    Similarly, despite particularly strong passages on Greece, it is difficult for discussions of the profound pathologies of the Eurozone system, the important but overcautious American stimulus, and the misguided, politically-motivated resurgence of austerity measures to do more than add a pitch-perfect voice to a crowded chorus. This puts tremendous pressure on the final quarter of the book, “Aftershocks,” to have something new to say. It does, but even here the narrative shares too many of the less welcome qualities of the first three parts of Crashed — breathless, blow-by-blow accounts (often day-to-day and even hour-by-hour), featuring minute details that add more color than substance.

    This is unfortunate, because there are some real aces among the many cards that Tooze has scattered on the table. Crashed develops an impressive thesis with its shrewd, eagle-eyed contextualization of the contemporary American catastrophe, homing in on two moments, one before the Global Financial Crisis and the other after its (apparent) resolution. In 2006, Barack Obama, then in his second year as the junior Senator from Illinois, warned that the failure to address the concerns of those who have been made less secure by stagnant incomes, growing inequality and economic globalization will lead to greater nativism, protectionism and “anti-immigration sentiment.” But this was under-appreciated by an ensconced, centrist Democratic party (and it was not just Republicans, but elite Clinton Democrats who could not race fast enough though the gilded revolving doors of the Wall Street/Washington DC axis). And Obama’s re-election in 2012 was misunderstood as the “triumph of centrist liberalism,” with the Global Financial Crisis contained, and the “Palin tendency” fading.

    As Tooze argues convincingly, this was a mirage, and “the presidential race of 2016 turned out to be more about the financial crisis of 2008 than 2012 had been” — as suggested by the startling successes of should-have-been barely fringe candidates like an obscure democratic-socialist from Vermont, and a malevolent, race-baiting reality TV star. But both major parties failed to reckon with the meaning of 2008, especially in the broader context of the years leading up to it: widening inequality, increasing globalization, and a decade of long, losing wars. The Clintons had cut the party loose from the vestiges of its New Deal roots, and it was not to his credit that Obama, “by inclination a bipartisan centrist” stocked his Treasury department with Rubin/Summers backbenchers.

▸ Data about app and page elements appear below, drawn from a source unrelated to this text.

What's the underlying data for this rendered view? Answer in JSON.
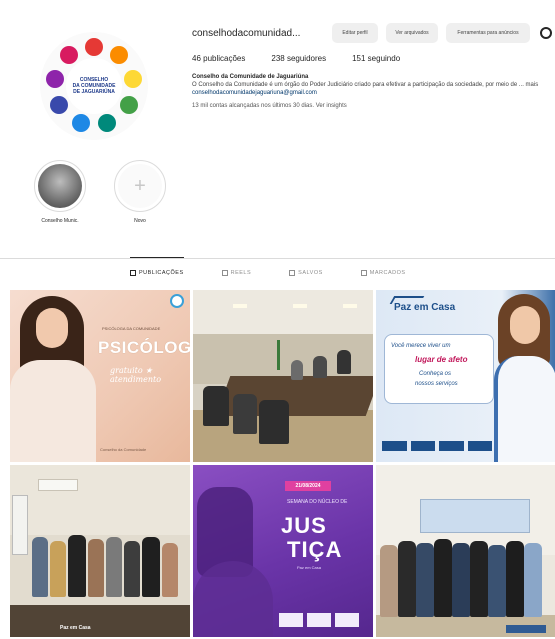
{
  "profile": {
    "username": "conselhodacomunidad...",
    "buttons": [
      "Editar perfil",
      "Ver arquivados",
      "Ferramentas para anúncios"
    ],
    "stats": [
      "46 publicações",
      "238 seguidores",
      "151 seguindo"
    ],
    "bio_name": "Conselho da Comunidade de Jaguariúna",
    "bio_text": "O Conselho da Comunidade é um órgão do Poder Judiciário criado para efetivar a participação da sociedade, por meio de ... mais",
    "bio_link": "conselhodacomunidadejaguariuna@gmail.com",
    "followed_by": "13 mil contas alcançadas nos últimos 30 dias. Ver insights",
    "avatar_text": [
      "CONSELHO",
      "DA COMUNIDADE",
      "DE JAGUARIÚNA"
    ]
  },
  "highlights": [
    {
      "label": "Conselho Munic."
    },
    {
      "label": "Novo"
    }
  ],
  "tabs": [
    "PUBLICAÇÕES",
    "REELS",
    "SALVOS",
    "MARCADOS"
  ],
  "posts": {
    "p1": {
      "small": "PSICÓLOGA DA COMUNIDADE",
      "title": "PSICÓLOGO",
      "script": "gratuito ★ atendimento",
      "footer": "Conselho da Comunidade"
    },
    "p3": {
      "brand": "Paz em Casa",
      "line1": "Você merece viver um",
      "line2": "lugar de afeto",
      "line3": "Conheça os",
      "line4": "nossos serviços"
    },
    "p4": {
      "tag": "Paz em Casa"
    },
    "p5": {
      "date": "21/08/2024",
      "sub": "SEMANA DO NÚCLEO DE",
      "title1": "JUS",
      "title2": "TIÇA",
      "line": "Paz em Casa"
    }
  },
  "colors": {
    "link": "#00376b",
    "accent_purple": "#6a34a8",
    "accent_blue": "#1d4f8a"
  }
}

    Trump’s victory, however, was not simply the result of an out-of-touch Democratic Party. He first had to capture the Republican nomination, without an hour of political experience or a hint of commitment to any of the Party’s core principles. Yet he steamrolled through a formidable field. If the Democratic Party faced the challenge of deep divisions deriving from Main Street dissatisfaction with its establishment class, the GOP was unrecognizable and in utter disarray. As Tooze puts it, “If someone had written a script as to how an economic crisis and democratic decay would lead to a nationalist backlash in the United States, this denouement might have seemed a little cartoonish.”

    Crashed doesn’t offer an easy way out of this mess. But in terms of its diagnosis, there is a great book lurking within the widely separated covers that hold this one together. Hopefully readers will come away with a clear-eyed understanding of the important observations on offer, but there is a real risk that they will instead become lost and disoriented under an avalanche of details.